• **What you need to do**
In your copy, reproduce each entry exactly and include no picture.

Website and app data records
════════════════════

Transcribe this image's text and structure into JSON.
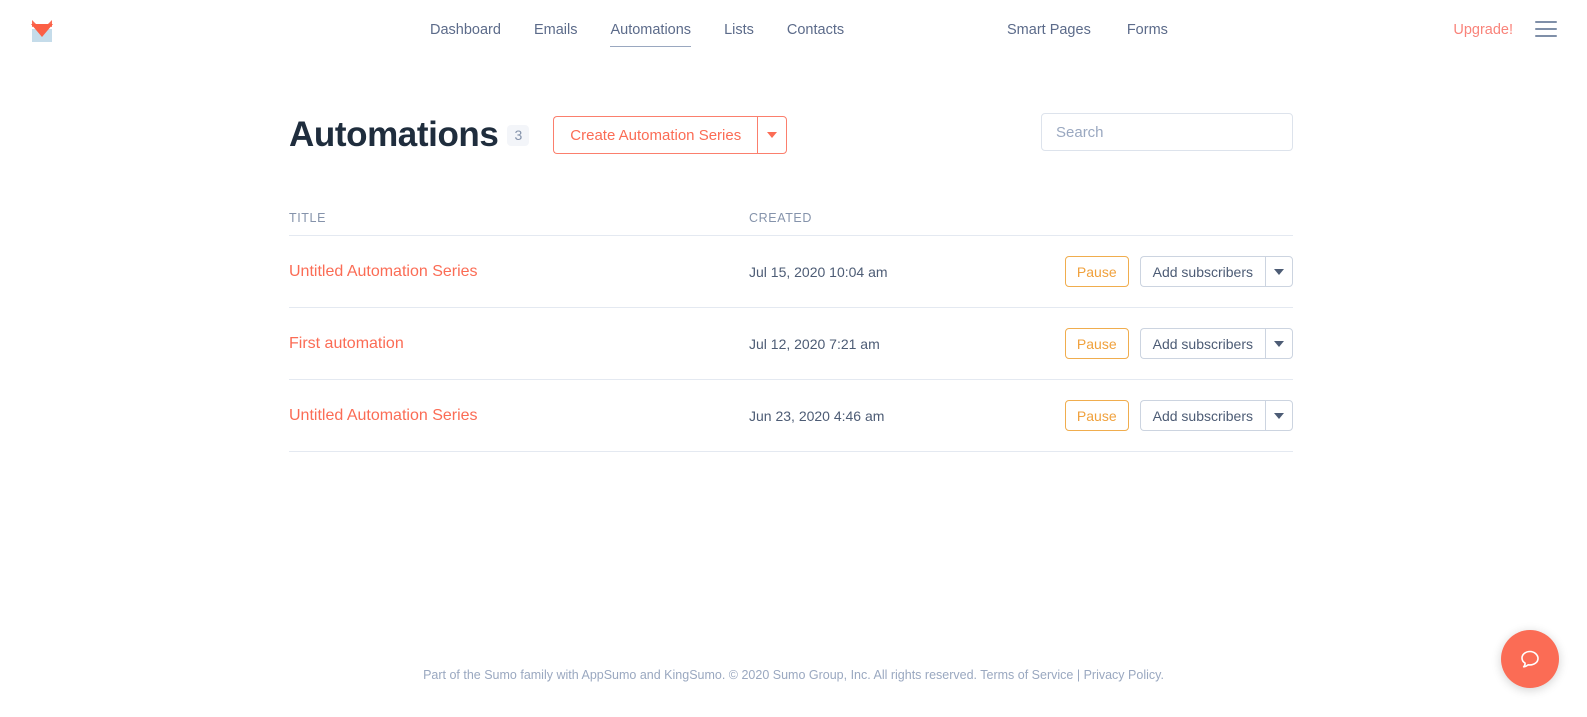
{
  "brand": {
    "logo_icon": "sumo-fox-envelope-logo",
    "accent_color": "#fb6c55",
    "nav_text_color": "#5c6b8a",
    "warning_color": "#f0ad4e"
  },
  "header": {
    "nav_center": [
      {
        "label": "Dashboard",
        "active": false
      },
      {
        "label": "Emails",
        "active": false
      },
      {
        "label": "Automations",
        "active": true
      },
      {
        "label": "Lists",
        "active": false
      },
      {
        "label": "Contacts",
        "active": false
      }
    ],
    "nav_right": [
      {
        "label": "Smart Pages"
      },
      {
        "label": "Forms"
      }
    ],
    "upgrade_label": "Upgrade!",
    "menu_icon": "hamburger-menu-icon"
  },
  "main": {
    "title": "Automations",
    "count": "3",
    "create_button_label": "Create Automation Series",
    "create_caret_icon": "chevron-down-icon",
    "search_placeholder": "Search",
    "search_value": ""
  },
  "table": {
    "columns": [
      "TITLE",
      "CREATED"
    ],
    "rows": [
      {
        "title": "Untitled Automation Series",
        "created": "Jul 15, 2020 10:04 am",
        "pause_label": "Pause",
        "subscribers_label": "Add subscribers",
        "caret_icon": "chevron-down-icon"
      },
      {
        "title": "First automation",
        "created": "Jul 12, 2020 7:21 am",
        "pause_label": "Pause",
        "subscribers_label": "Add subscribers",
        "caret_icon": "chevron-down-icon"
      },
      {
        "title": "Untitled Automation Series",
        "created": "Jun 23, 2020 4:46 am",
        "pause_label": "Pause",
        "subscribers_label": "Add subscribers",
        "caret_icon": "chevron-down-icon"
      }
    ]
  },
  "footer": {
    "text_before": "Part of the Sumo family with AppSumo and KingSumo. © 2020 Sumo Group, Inc. All rights reserved.",
    "terms_label": "Terms of Service",
    "separator": "|",
    "privacy_label": "Privacy Policy.",
    "help_icon": "chat-bubble-icon"
  }
}
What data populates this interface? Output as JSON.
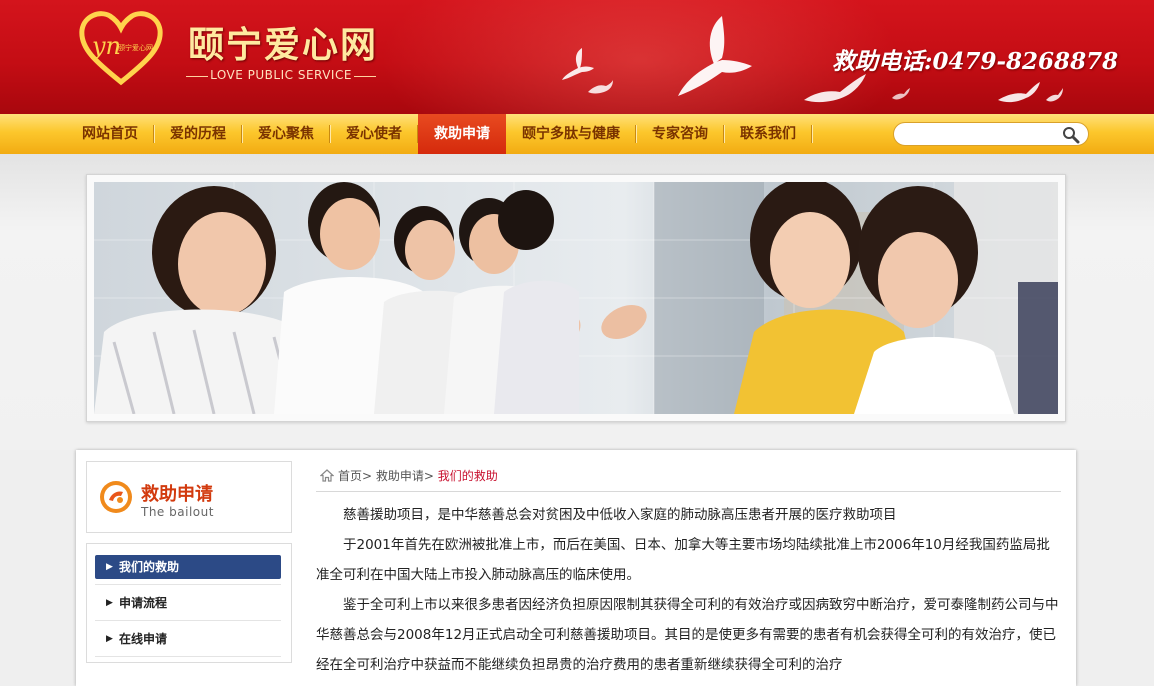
{
  "header": {
    "logo_text": "颐宁爱心网",
    "site_name": "颐宁爱心网",
    "site_subtitle": "LOVE PUBLIC SERVICE",
    "hotline": "救助电话:0479-8268878",
    "logo_icon": "heart-logo-icon",
    "accent_color": "#c40d14"
  },
  "nav": {
    "items": [
      {
        "label": "网站首页"
      },
      {
        "label": "爱的历程"
      },
      {
        "label": "爱心聚焦"
      },
      {
        "label": "爱心使者"
      },
      {
        "label": "救助申请"
      },
      {
        "label": "颐宁多肽与健康"
      },
      {
        "label": "专家咨询"
      },
      {
        "label": "联系我们"
      }
    ],
    "active_index": 4,
    "search": {
      "placeholder": "",
      "value": ""
    }
  },
  "sidebar": {
    "title": "救助申请",
    "subtitle": "The bailout",
    "items": [
      {
        "label": "我们的救助",
        "active": true
      },
      {
        "label": "申请流程",
        "active": false
      },
      {
        "label": "在线申请",
        "active": false
      }
    ]
  },
  "breadcrumb": {
    "home": "首页",
    "parent": "救助申请",
    "current": "我们的救助"
  },
  "article": {
    "paragraphs": [
      "慈善援助项目，是中华慈善总会对贫困及中低收入家庭的肺动脉高压患者开展的医疗救助项目",
      "于2001年首先在欧洲被批准上市，而后在美国、日本、加拿大等主要市场均陆续批准上市2006年10月经我国药监局批准全可利在中国大陆上市投入肺动脉高压的临床使用。",
      "鉴于全可利上市以来很多患者因经济负担原因限制其获得全可利的有效治疗或因病致穷中断治疗，爱可泰隆制药公司与中华慈善总会与2008年12月正式启动全可利慈善援助项目。其目的是使更多有需要的患者有机会获得全可利的有效治疗，使已经在全可利治疗中获益而不能继续负担昂贵的治疗费用的患者重新继续获得全可利的治疗"
    ]
  }
}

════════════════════

• **Exercise answer**
Transcribe this image's text and structure into JSON.
{
  "brand": {
    "logo_icon": "sumo-fox-envelope-logo",
    "accent_color": "#fb6c55",
    "nav_text_color": "#5c6b8a",
    "warning_color": "#f0ad4e"
  },
  "header": {
    "nav_center": [
      {
        "label": "Dashboard",
        "active": false
      },
      {
        "label": "Emails",
        "active": false
      },
      {
        "label": "Automations",
        "active": true
      },
      {
        "label": "Lists",
        "active": false
      },
      {
        "label": "Contacts",
        "active": false
      }
    ],
    "nav_right": [
      {
        "label": "Smart Pages"
      },
      {
        "label": "Forms"
      }
    ],
    "upgrade_label": "Upgrade!",
    "menu_icon": "hamburger-menu-icon"
  },
  "main": {
    "title": "Automations",
    "count": "3",
    "create_button_label": "Create Automation Series",
    "create_caret_icon": "chevron-down-icon",
    "search_placeholder": "Search",
    "search_value": ""
  },
  "table": {
    "columns": [
      "TITLE",
      "CREATED"
    ],
    "rows": [
      {
        "title": "Untitled Automation Series",
        "created": "Jul 15, 2020 10:04 am",
        "pause_label": "Pause",
        "subscribers_label": "Add subscribers",
        "caret_icon": "chevron-down-icon"
      },
      {
        "title": "First automation",
        "created": "Jul 12, 2020 7:21 am",
        "pause_label": "Pause",
        "subscribers_label": "Add subscribers",
        "caret_icon": "chevron-down-icon"
      },
      {
        "title": "Untitled Automation Series",
        "created": "Jun 23, 2020 4:46 am",
        "pause_label": "Pause",
        "subscribers_label": "Add subscribers",
        "caret_icon": "chevron-down-icon"
      }
    ]
  },
  "footer": {
    "text_before": "Part of the Sumo family with AppSumo and KingSumo. © 2020 Sumo Group, Inc. All rights reserved.",
    "terms_label": "Terms of Service",
    "separator": "|",
    "privacy_label": "Privacy Policy.",
    "help_icon": "chat-bubble-icon"
  }
}
What data populates this interface? Output as JSON.
{
  "header": {
    "logo_text": "颐宁爱心网",
    "site_name": "颐宁爱心网",
    "site_subtitle": "LOVE PUBLIC SERVICE",
    "hotline": "救助电话:0479-8268878",
    "logo_icon": "heart-logo-icon",
    "accent_color": "#c40d14"
  },
  "nav": {
    "items": [
      {
        "label": "网站首页"
      },
      {
        "label": "爱的历程"
      },
      {
        "label": "爱心聚焦"
      },
      {
        "label": "爱心使者"
      },
      {
        "label": "救助申请"
      },
      {
        "label": "颐宁多肽与健康"
      },
      {
        "label": "专家咨询"
      },
      {
        "label": "联系我们"
      }
    ],
    "active_index": 4,
    "search": {
      "placeholder": "",
      "value": ""
    }
  },
  "sidebar": {
    "title": "救助申请",
    "subtitle": "The bailout",
    "items": [
      {
        "label": "我们的救助",
        "active": true
      },
      {
        "label": "申请流程",
        "active": false
      },
      {
        "label": "在线申请",
        "active": false
      }
    ]
  },
  "breadcrumb": {
    "home": "首页",
    "parent": "救助申请",
    "current": "我们的救助"
  },
  "article": {
    "paragraphs": [
      "慈善援助项目，是中华慈善总会对贫困及中低收入家庭的肺动脉高压患者开展的医疗救助项目",
      "于2001年首先在欧洲被批准上市，而后在美国、日本、加拿大等主要市场均陆续批准上市2006年10月经我国药监局批准全可利在中国大陆上市投入肺动脉高压的临床使用。",
      "鉴于全可利上市以来很多患者因经济负担原因限制其获得全可利的有效治疗或因病致穷中断治疗，爱可泰隆制药公司与中华慈善总会与2008年12月正式启动全可利慈善援助项目。其目的是使更多有需要的患者有机会获得全可利的有效治疗，使已经在全可利治疗中获益而不能继续负担昂贵的治疗费用的患者重新继续获得全可利的治疗"
    ]
  }
}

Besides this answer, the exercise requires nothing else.